During my time at a major supermarket I had to manage difficult customers on a regular basis; however, one that sticks out, is the time when I had a customer who had become hysterical after trying to obtain a Christmas angel costume from our clothing range which was for their granddaughter’s Christmas play the next day. She had rung up earlier that day and spoken to a colleague about the availability of the costumes; which had been confirmed as available and was agreed to be set aside for her; however, in a mix up of communications the costume had been returned to the shelves and sold to a different customer. When the customer arrived to collect the item, she was obviously upset and distressed due to the immediate need for the item.

I was required to try and defuse the situation by calming the lady down and helping to resolve her problem.

Firstly, I consoled the customer and profusely apologised for the mix-up. I then said that I would do my best to help her to sort the problem. I initially checked the stock in our stock room in case there was any that hadn’t been accounted for; when this was unsuccessful I then started to ring local stores to check their availability. After 4 different calls, we finally found a store which was around 20 miles away. As a goodwill gesture, we sorted her out a meal and drink within the café, paid for by the company while a colleague went and collected the item (I didn’t drive at the time so couldn’t make the journey to personally collect it). When the colleague came back we completed the transaction and let the customer get on her way; feeling happy with the situation and glad that they had obtained their item.

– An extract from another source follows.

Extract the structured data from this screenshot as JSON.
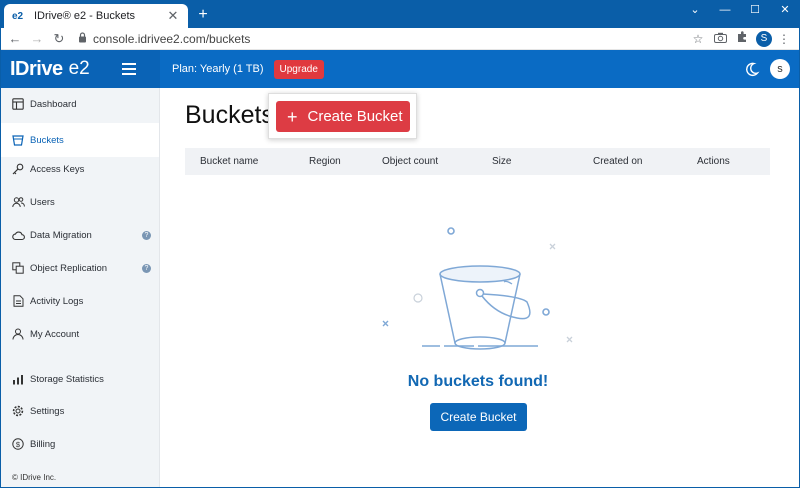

The customer left feeling happy that the situation had been resolved and with the customer care which had been given to her. This gave me the reassurance that I am very capable and good at my job and came away with job satisfaction which is a key element to keep me motivated.